Work instruction = The lines wanted are those in the data below that include "your".

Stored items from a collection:
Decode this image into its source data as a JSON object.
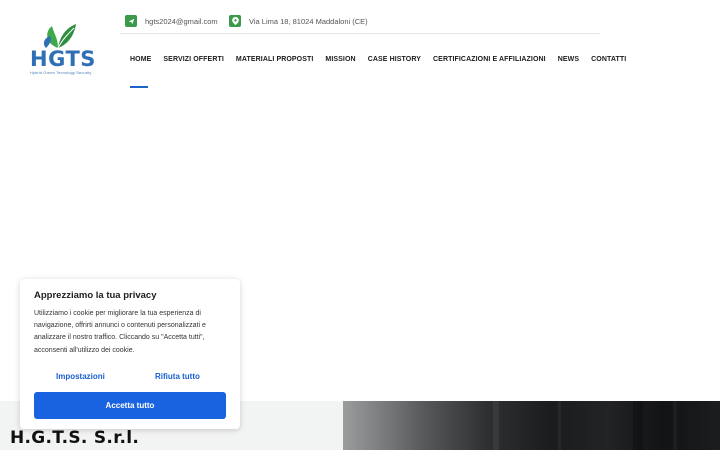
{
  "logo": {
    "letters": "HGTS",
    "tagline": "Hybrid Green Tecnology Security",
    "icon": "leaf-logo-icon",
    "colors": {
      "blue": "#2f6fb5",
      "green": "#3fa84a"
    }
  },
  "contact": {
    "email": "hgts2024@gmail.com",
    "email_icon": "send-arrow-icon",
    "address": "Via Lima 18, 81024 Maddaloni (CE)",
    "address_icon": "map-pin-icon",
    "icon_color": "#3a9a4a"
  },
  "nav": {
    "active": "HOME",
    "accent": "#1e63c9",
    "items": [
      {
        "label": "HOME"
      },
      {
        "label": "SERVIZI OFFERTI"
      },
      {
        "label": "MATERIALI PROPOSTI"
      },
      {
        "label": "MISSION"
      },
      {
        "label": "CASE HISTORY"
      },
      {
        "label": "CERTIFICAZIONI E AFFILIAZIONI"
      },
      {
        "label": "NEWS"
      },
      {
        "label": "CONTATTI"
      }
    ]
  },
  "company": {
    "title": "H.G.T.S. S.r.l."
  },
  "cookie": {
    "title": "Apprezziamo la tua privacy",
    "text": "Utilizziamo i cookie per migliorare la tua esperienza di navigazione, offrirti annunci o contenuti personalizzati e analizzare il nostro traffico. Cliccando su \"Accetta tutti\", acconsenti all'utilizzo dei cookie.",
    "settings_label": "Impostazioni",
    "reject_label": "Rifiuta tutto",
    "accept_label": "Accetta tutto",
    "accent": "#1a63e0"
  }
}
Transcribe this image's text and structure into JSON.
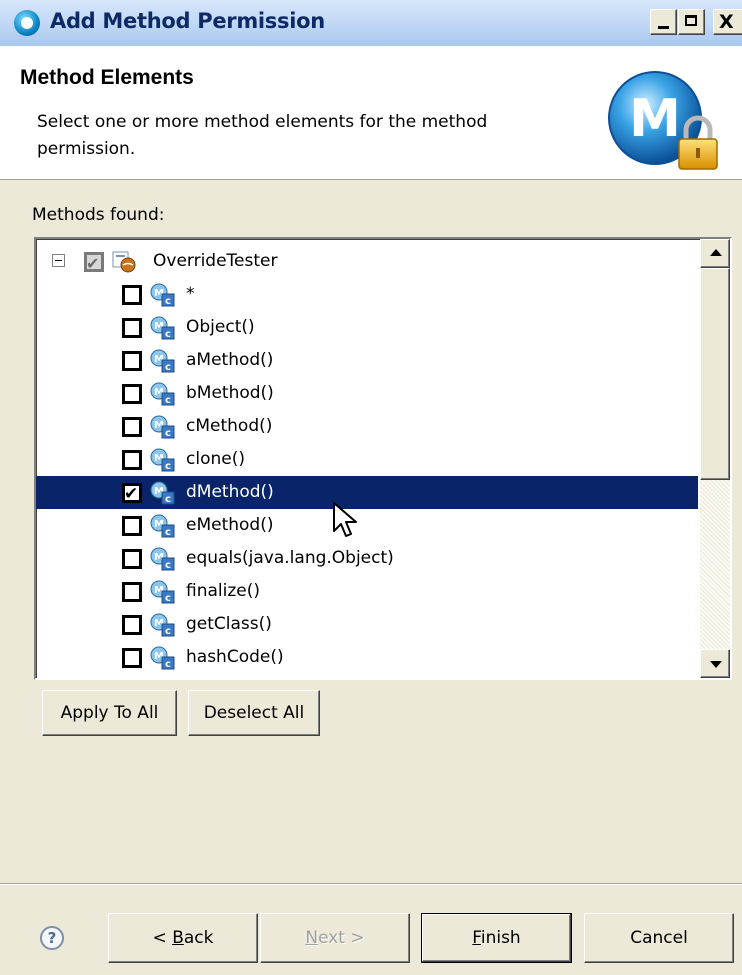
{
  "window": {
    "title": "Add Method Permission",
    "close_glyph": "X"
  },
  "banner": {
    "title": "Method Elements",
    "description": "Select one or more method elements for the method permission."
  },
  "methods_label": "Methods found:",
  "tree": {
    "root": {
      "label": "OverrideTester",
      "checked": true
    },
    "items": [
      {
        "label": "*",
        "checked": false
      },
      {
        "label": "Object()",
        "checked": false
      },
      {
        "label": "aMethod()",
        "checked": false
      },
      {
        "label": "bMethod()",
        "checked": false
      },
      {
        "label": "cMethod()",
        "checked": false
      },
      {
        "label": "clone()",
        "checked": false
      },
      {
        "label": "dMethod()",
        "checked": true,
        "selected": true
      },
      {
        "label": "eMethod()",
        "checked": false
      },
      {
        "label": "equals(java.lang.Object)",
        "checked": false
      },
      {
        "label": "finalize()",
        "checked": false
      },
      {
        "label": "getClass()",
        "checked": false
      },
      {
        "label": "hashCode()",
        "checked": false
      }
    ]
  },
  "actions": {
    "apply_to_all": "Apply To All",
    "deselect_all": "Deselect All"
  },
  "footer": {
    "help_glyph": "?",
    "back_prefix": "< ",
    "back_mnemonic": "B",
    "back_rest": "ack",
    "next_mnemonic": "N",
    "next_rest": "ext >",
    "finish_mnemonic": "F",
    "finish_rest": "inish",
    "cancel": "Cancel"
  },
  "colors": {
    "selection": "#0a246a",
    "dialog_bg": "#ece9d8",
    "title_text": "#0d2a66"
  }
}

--

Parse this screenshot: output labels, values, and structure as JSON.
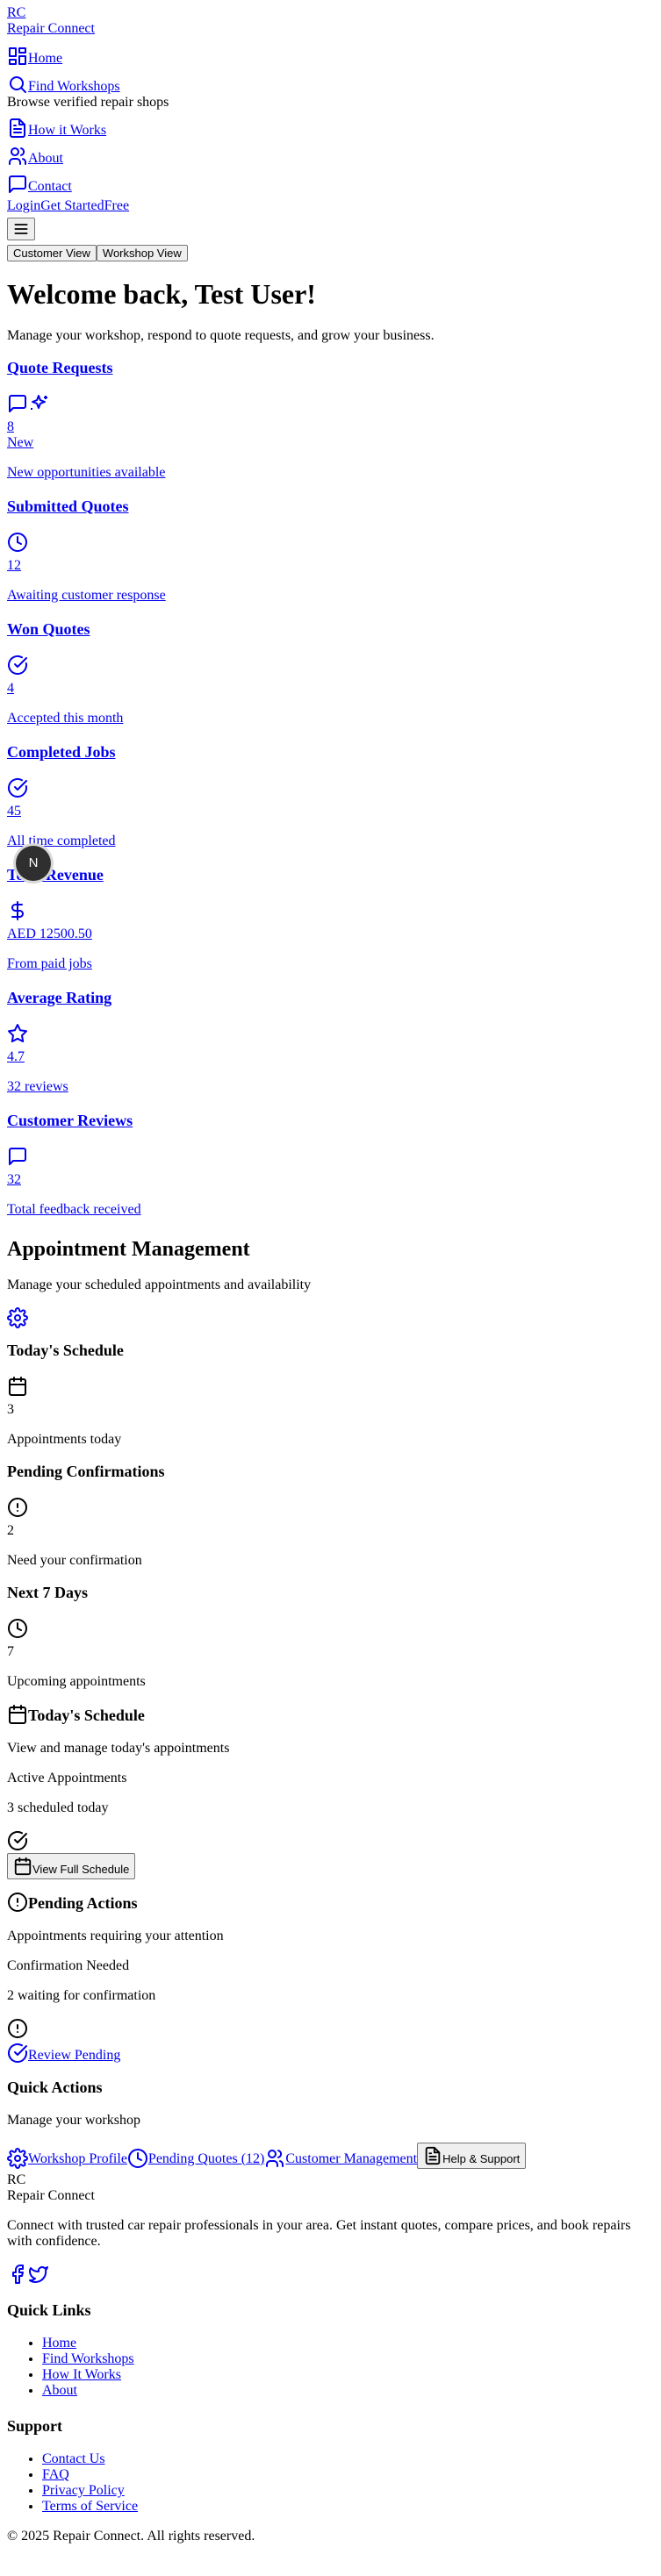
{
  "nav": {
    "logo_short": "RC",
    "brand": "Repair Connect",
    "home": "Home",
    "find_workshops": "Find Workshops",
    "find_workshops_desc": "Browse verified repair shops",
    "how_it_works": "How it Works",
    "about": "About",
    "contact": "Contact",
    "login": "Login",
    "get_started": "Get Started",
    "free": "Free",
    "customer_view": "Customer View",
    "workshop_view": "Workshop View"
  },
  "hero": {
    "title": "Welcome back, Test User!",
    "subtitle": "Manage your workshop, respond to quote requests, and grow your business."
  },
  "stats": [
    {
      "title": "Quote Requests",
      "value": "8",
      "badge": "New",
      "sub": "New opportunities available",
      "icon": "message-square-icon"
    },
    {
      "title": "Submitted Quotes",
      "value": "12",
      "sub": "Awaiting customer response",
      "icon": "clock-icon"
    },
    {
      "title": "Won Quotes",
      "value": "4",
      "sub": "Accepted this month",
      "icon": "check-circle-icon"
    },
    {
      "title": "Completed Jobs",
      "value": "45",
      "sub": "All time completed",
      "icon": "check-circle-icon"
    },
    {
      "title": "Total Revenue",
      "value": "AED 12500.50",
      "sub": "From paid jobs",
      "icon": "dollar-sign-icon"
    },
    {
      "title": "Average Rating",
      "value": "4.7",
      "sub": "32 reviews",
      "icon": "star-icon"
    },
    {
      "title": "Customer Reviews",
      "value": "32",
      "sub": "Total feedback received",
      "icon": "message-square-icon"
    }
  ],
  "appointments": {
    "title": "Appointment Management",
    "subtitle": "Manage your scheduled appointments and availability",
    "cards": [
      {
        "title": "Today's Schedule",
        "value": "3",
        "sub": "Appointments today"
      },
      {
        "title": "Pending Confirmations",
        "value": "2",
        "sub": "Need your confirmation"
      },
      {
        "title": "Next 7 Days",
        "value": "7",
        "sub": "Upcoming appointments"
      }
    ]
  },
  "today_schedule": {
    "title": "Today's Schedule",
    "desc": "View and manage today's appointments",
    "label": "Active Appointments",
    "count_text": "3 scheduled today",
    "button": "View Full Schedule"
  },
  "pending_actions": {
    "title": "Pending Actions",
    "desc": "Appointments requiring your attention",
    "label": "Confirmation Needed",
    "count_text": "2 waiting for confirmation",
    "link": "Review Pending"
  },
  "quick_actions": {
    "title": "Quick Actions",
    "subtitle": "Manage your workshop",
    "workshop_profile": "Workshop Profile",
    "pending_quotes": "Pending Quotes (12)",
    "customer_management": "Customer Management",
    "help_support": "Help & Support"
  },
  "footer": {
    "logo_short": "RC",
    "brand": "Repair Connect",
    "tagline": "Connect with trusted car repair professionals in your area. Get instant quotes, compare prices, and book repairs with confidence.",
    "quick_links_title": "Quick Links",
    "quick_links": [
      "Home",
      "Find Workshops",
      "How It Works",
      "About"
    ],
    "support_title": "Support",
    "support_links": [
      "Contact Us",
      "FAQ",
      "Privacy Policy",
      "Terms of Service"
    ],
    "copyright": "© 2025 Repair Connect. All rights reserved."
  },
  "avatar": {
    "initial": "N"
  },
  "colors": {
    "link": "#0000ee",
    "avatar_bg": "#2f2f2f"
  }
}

Response box =
    "subtitle": "Manage your workshop, respond to quote requests, and grow your business."
    "subtitle": "Manage your scheduled appointments and availability",
        "sub": "Need your confirmation"
    "desc": "Appointments requiring your attention",
    "subtitle": "Manage your workshop",
    "tagline": "Connect with trusted car repair professionals in your area. Get instant quotes, compare prices, and book repairs with confidence.",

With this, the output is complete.